#9
Quote by steven seagull
Practice learning slower things first, also work on improving your aural knowledge of scales and chords.


I've been taking piano lessons, which include music theory, for the past 8 years... I know almost everything about scales and chords. And I can learn everything else by ear, it's just fast runs that I have trouble learning... Like if it's just a slow melody with only a few fast parts that aren't long, I can pick it up in like 10 minutes.
#10
Quote by Megalomanic9345
do you mind if you post a link? I'm kind of interested in this!


I actually found a different thing called Transcriber, I just realized.
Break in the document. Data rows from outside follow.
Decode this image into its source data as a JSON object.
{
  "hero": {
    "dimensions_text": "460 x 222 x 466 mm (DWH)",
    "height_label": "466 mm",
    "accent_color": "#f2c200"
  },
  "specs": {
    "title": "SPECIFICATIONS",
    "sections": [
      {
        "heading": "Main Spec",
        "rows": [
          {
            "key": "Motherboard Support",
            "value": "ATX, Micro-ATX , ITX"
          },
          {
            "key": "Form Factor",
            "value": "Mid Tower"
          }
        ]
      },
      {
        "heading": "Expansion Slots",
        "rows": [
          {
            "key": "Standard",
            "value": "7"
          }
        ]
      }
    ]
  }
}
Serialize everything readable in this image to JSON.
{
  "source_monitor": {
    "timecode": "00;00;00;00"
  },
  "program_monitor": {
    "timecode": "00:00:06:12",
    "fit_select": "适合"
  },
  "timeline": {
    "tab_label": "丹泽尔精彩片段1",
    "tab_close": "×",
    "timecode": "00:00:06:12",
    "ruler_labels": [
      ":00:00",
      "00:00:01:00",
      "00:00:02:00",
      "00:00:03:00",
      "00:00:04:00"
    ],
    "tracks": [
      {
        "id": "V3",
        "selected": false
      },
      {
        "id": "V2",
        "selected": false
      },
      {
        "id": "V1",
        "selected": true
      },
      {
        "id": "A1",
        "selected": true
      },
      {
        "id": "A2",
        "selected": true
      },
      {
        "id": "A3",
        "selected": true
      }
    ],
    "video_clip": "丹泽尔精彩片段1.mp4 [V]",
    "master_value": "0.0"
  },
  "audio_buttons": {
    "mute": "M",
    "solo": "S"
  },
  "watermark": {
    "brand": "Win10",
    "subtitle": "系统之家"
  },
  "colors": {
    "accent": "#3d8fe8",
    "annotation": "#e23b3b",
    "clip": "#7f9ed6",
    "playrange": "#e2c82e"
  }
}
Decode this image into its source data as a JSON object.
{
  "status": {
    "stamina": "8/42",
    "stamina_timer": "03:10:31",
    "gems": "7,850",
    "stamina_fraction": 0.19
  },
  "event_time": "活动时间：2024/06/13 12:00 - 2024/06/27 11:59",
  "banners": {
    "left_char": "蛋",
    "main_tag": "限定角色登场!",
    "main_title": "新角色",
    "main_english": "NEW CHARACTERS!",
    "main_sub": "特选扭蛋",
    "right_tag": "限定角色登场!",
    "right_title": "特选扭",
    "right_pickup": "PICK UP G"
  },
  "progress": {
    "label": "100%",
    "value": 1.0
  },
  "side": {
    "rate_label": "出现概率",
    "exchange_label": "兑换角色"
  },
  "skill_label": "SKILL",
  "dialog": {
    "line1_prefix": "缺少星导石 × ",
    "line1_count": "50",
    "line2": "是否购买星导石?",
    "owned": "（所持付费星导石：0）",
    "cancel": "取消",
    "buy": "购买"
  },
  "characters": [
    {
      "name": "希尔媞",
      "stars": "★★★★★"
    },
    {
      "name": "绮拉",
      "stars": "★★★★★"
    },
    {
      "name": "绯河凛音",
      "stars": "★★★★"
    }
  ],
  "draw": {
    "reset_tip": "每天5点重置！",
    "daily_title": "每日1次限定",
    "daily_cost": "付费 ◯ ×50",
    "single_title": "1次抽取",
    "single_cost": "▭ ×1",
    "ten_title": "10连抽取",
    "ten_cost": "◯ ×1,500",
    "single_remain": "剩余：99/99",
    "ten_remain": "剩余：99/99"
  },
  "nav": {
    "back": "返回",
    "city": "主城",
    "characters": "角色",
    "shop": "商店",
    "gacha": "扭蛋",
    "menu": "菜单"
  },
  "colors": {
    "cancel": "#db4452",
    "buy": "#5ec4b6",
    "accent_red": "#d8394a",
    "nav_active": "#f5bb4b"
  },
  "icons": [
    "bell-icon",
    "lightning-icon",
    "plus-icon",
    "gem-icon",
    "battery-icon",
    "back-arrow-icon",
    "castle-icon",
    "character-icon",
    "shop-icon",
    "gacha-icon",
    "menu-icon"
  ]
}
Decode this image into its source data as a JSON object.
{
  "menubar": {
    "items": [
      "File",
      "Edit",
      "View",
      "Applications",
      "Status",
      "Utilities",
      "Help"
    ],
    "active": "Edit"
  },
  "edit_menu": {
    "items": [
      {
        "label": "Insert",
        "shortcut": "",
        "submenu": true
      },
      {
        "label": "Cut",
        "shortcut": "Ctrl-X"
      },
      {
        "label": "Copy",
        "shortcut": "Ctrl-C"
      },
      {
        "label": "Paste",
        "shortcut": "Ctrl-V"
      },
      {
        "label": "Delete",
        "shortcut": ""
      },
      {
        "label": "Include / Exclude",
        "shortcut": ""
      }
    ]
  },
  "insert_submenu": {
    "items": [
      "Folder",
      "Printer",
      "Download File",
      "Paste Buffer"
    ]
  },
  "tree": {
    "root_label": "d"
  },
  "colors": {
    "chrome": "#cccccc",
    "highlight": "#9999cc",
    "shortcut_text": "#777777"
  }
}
The one I found is for transcribing speech signals or something
#11
Quote by cainmd
listen to a lick > figure out what position of the scale the notes fall in > shred



Well, the thing is, the song I'm learning is Devil Take Tomorrow and he plays this run that's actually not that fast, but its fast enough to not be able to hear the notes well, and he changes the key/scale like 3 or 4 times during the run and the only part I got figured out is the first 5 notes and last 5 notes... everything else is just mush lol.
#12
only thing else i can think of is think of it in parts. try to learn like 5 seconds by ear and move on to the next 5 seconds when you get that, etc. i don't think is a guaranteed way where someone can just say "do this" and instantly you'll have the skill you want.
Earth without ART, is just Eh...
#13
Quote by steven seagull
Practice learning slower things first, also work on improving your aural knowledge of scales and chords and intervals.


^ Great advice


Quote by ItsOnlyGNR
Well, the thing is, the song I'm learning is Devil Take Tomorrow and he plays this run that's actually not that fast, but its fast enough to not be able to hear the notes well, and he changes the key/scale like 3 or 4 times during the run and the only part I got figured out is the first 5 notes and last 5 notes... everything else is just mush lol.


Try putting it in this thing

http://www.ronimusic.com/amsldowin.htm
shred is gaudy music
Last edited by GuitarMunky at Jul 23, 2009,
#15
Quote by ItsOnlyGNR
I found this one called "Transcribe!" and I figured it out... He didn't really change scales or anything it was just a strange mix of notes.


Oh, cool ! Glad you figured it out.
shred is gaudy music
#17
Quote by Blind In 1 Ear
just put it in windows media player and slow it down. assuming you have windows that is.


Nope, I have a Mac. Sometimes I wish I had Windows though
Usually I can slow things down and speed them up in garageband, but for some reason it wouldn't work.